One client had a five year old printer in good working order and the color cartridge was depleted. It was a tri-color cartridge and replacement cost was $40. I recommended recycling the printer after the black ink ran out. You can buy a new printer for $70 to $100 that will have more features and probably print faster with better quality and you can’t be sure how many miles a 5 year old printer has left in it. If you are looking to go wireless or to AirPrint, this could be the excuse you need.
Another client had a seven year old Windows XP computer showing signs of hard drive failure. Replacement drives for that age PC would only be $50 to $70, far less than one of today’s monster hard drives. Sounds doable at first, but remember you have to restore the Operating System and drivers and if you are paying someone to do that, you could easily spend more than the PC is worth. Even if you go ahead with the project and do it yourself, other failures could soon follow on a PC of that age. Besides, it’s time to retire Win XP and get a new Win 7 machine that will carry you another 5 years. Yes I know Win 8 will be out soon, but Win 7 is a solid OS and it’ll be around for a while.
Another client wanted a new desktop and considered re-using her old 17 inch flat screen monitor. I recommended keeping the old monitor to use as a secondary in a dual monitor setup (a great way to increase productivity when editing, especially pictures). Go ahead and spring for the new monitor; they’re clearer and brighter and they have a different aspect ratio. Notice that newer monitors are longer and skinnier as opposed to the old short, fat (almost square) shape. Modern Websites cater to the newer shape and some don’t display properly on the old monitors.
Keep your old keyboards; they are often bigger and sturdier than the free ones you get with a new PC purchase. Just wipe them clean with a damp cloth and blow out the crumbs and dog hair with compressed air and they are good to go. I would pick a new optical mouse over an older ball mouse
One final reminder for all your obsolete tech toys, batteries and peripherals: do recycle them. In the Albany area, take them to 2106 Habersham Road between 9 and 5 during the week. Call “Keep Albany-Dougherty Beautiful”” at 229-430-5257 first. There is a small charge for old TV sets, but all else is free.

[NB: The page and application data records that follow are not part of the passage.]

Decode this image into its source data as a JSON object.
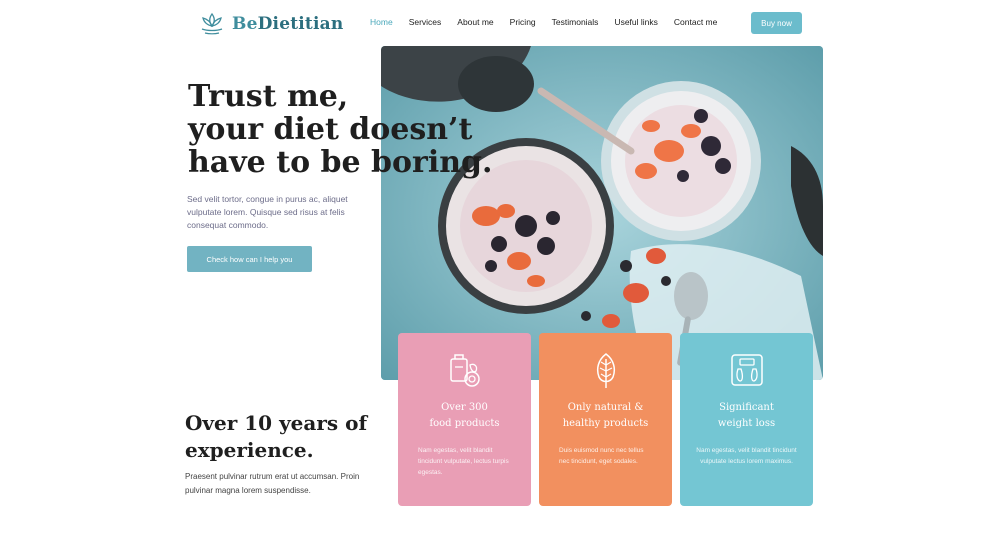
{
  "brand": {
    "name_part1": "Be",
    "name_part2": "Dietitian"
  },
  "nav": {
    "items": [
      {
        "label": "Home",
        "active": true
      },
      {
        "label": "Services",
        "active": false
      },
      {
        "label": "About me",
        "active": false
      },
      {
        "label": "Pricing",
        "active": false
      },
      {
        "label": "Testimonials",
        "active": false
      },
      {
        "label": "Useful links",
        "active": false
      },
      {
        "label": "Contact me",
        "active": false
      }
    ],
    "buy_label": "Buy now"
  },
  "hero": {
    "title_lines": [
      "Trust me,",
      "your diet doesn’t",
      "have to be boring."
    ],
    "subtitle": "Sed velit tortor, congue in purus ac, aliquet vulputate lorem. Quisque sed risus at felis consequat commodo.",
    "cta_label": "Check how can I help you",
    "image_icon": "breakfast-bowls-photo"
  },
  "experience": {
    "title_lines": [
      "Over 10 years of",
      "experience."
    ],
    "text": "Praesent pulvinar rutrum erat ut accumsan. Proin pulvinar magna lorem suspendisse."
  },
  "cards": [
    {
      "icon": "food-products-icon",
      "color": "#e99eb5",
      "title_lines": [
        "Over 300",
        "food products"
      ],
      "text": "Nam egestas, velit blandit tincidunt vulputate, lectus turpis egestas."
    },
    {
      "icon": "natural-products-icon",
      "color": "#f2905f",
      "title_lines": [
        "Only natural &",
        "healthy products"
      ],
      "text": "Duis euismod nunc nec tellus nec tincidunt, eget sodales."
    },
    {
      "icon": "scale-icon",
      "color": "#74c6d3",
      "title_lines": [
        "Significant",
        "weight loss"
      ],
      "text": "Nam egestas, velit blandit tincidunt vulputate lectus lorem maximus."
    }
  ],
  "colors": {
    "accent": "#6bbccc",
    "pink": "#e99eb5",
    "orange": "#f2905f",
    "teal": "#74c6d3"
  }
}
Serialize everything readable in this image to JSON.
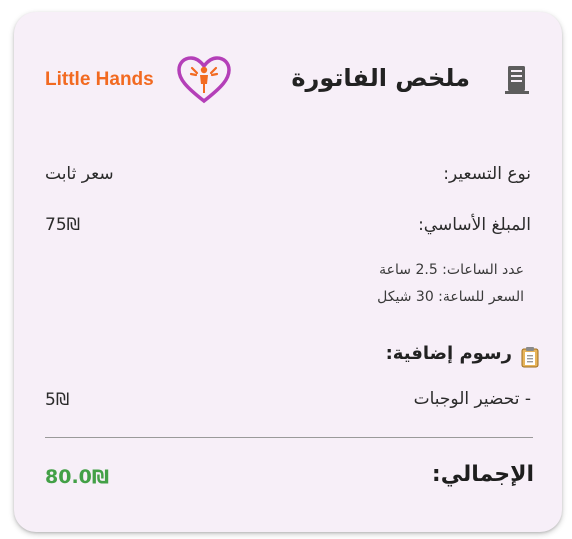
{
  "invoice": {
    "title": "ملخص الفاتورة",
    "brand": "Little Hands",
    "pricing_type_label": "نوع التسعير:",
    "pricing_type_value": "سعر ثابت",
    "base_amount_label": "المبلغ الأساسي:",
    "base_amount_value": "75₪",
    "hours_line": "عدد الساعات: 2.5 ساعة",
    "rate_line": "السعر للساعة: 30 شيكل",
    "extra_fees_label": "رسوم إضافية:",
    "fees": [
      {
        "label": "- تحضير الوجبات",
        "value": "5₪"
      }
    ],
    "total_label": "الإجمالي:",
    "total_value": "80.0₪"
  },
  "colors": {
    "card_bg": "#f7eff8",
    "brand_orange": "#f26a21",
    "brand_heart": "#b43fb8",
    "total_green": "#43a047"
  },
  "icons": {
    "title_icon": "receipt-icon",
    "section_icon": "clipboard-icon",
    "brand_icon": "heart-logo-icon"
  }
}
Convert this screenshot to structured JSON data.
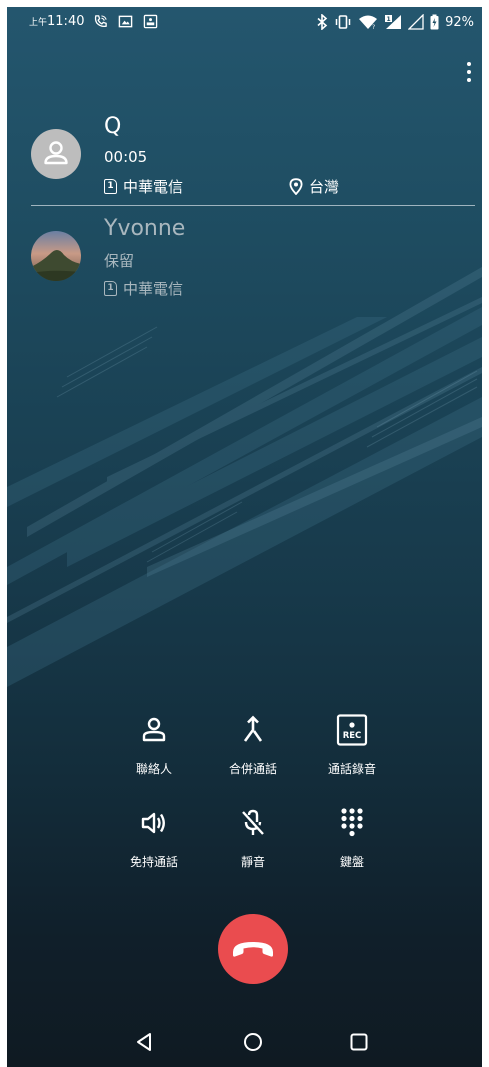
{
  "status_bar": {
    "ampm": "上午",
    "time": "11:40",
    "left_icons": [
      "wifi-calling-icon",
      "image-icon",
      "rec-icon"
    ],
    "right_icons": [
      "bluetooth-icon",
      "vibrate-icon",
      "wifi-icon",
      "signal-sim1-icon",
      "signal-sim2-icon",
      "battery-icon"
    ],
    "battery": "92%"
  },
  "active_call": {
    "name": "Q",
    "duration": "00:05",
    "sim_number": "1",
    "carrier": "中華電信",
    "location": "台灣"
  },
  "held_call": {
    "name": "Yvonne",
    "status": "保留",
    "sim_number": "1",
    "carrier": "中華電信"
  },
  "controls": {
    "contacts": "聯絡人",
    "merge": "合併通話",
    "record": "通話錄音",
    "speaker": "免持通話",
    "mute": "靜音",
    "keypad": "鍵盤"
  },
  "colors": {
    "end_call": "#ea4c4f",
    "held_text": "#a9b7be",
    "background_top": "#24566e",
    "background_bottom": "#0f1a22"
  },
  "nav_icons": [
    "back-icon",
    "home-icon",
    "recents-icon"
  ]
}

Till next week, send your questions to:firstname.lastname@example.org